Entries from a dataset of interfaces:
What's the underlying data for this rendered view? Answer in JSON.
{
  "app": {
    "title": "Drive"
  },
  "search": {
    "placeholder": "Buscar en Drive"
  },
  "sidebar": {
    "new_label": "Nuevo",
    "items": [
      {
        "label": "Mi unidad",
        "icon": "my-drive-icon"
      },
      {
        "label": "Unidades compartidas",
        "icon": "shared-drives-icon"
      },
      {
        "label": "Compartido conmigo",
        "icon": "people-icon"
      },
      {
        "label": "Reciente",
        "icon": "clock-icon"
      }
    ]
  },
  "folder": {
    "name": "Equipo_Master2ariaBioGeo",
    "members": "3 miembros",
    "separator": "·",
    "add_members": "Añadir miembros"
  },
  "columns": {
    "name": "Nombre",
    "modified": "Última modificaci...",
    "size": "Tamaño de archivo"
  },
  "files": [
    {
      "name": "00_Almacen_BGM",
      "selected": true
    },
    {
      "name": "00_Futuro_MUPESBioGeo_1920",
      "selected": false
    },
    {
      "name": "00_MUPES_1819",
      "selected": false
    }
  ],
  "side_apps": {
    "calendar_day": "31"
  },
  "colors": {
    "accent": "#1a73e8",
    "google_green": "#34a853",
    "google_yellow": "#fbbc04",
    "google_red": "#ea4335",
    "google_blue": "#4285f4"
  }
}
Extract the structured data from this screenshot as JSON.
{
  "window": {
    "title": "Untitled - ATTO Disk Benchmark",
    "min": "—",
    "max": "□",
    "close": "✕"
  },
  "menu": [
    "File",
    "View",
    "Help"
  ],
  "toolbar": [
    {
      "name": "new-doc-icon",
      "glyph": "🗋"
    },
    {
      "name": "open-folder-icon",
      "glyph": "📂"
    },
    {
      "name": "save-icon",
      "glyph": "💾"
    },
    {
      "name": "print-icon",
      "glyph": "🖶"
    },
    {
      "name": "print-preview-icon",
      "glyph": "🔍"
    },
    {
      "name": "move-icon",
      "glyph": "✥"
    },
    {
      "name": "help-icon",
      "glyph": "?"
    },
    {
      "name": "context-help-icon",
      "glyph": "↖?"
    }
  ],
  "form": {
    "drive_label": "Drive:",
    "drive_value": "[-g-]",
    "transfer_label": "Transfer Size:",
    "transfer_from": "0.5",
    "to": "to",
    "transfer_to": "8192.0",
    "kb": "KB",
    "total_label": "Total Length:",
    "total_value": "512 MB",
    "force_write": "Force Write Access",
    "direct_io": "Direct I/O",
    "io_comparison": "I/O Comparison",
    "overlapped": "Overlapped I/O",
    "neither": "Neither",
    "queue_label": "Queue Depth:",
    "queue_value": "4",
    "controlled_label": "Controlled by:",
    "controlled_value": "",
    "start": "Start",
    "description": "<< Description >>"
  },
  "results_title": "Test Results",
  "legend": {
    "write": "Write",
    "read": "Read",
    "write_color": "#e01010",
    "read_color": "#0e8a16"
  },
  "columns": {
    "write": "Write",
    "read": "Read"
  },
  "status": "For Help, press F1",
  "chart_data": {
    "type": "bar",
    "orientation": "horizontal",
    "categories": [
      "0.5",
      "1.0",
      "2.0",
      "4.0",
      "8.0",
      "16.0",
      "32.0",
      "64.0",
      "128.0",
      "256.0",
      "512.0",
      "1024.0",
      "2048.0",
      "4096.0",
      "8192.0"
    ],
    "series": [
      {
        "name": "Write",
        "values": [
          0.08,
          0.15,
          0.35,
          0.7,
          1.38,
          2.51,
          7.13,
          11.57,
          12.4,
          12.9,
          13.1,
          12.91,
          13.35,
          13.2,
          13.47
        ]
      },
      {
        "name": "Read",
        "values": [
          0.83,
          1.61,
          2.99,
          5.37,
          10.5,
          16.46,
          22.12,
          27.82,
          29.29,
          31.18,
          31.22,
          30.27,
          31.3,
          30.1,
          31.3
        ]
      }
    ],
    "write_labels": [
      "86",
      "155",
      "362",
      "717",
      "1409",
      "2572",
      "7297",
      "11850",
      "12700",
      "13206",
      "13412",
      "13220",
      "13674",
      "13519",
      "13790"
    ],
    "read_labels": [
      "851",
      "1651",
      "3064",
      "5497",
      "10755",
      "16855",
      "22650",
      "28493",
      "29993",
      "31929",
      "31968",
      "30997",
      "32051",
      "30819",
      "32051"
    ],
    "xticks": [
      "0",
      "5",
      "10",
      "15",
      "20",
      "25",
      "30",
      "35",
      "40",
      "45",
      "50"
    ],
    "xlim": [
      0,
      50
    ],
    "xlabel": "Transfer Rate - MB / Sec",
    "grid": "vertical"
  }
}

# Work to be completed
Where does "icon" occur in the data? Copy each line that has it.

# Answer below
        "icon": "my-drive-icon"
        "icon": "shared-drives-icon"
        "icon": "people-icon"
        "icon": "clock-icon"
      "name": "new-doc-icon",
      "name": "open-folder-icon",
      "name": "save-icon",
      "name": "print-icon",
      "name": "print-preview-icon",
      "name": "move-icon",
      "name": "help-icon",
      "name": "context-help-icon",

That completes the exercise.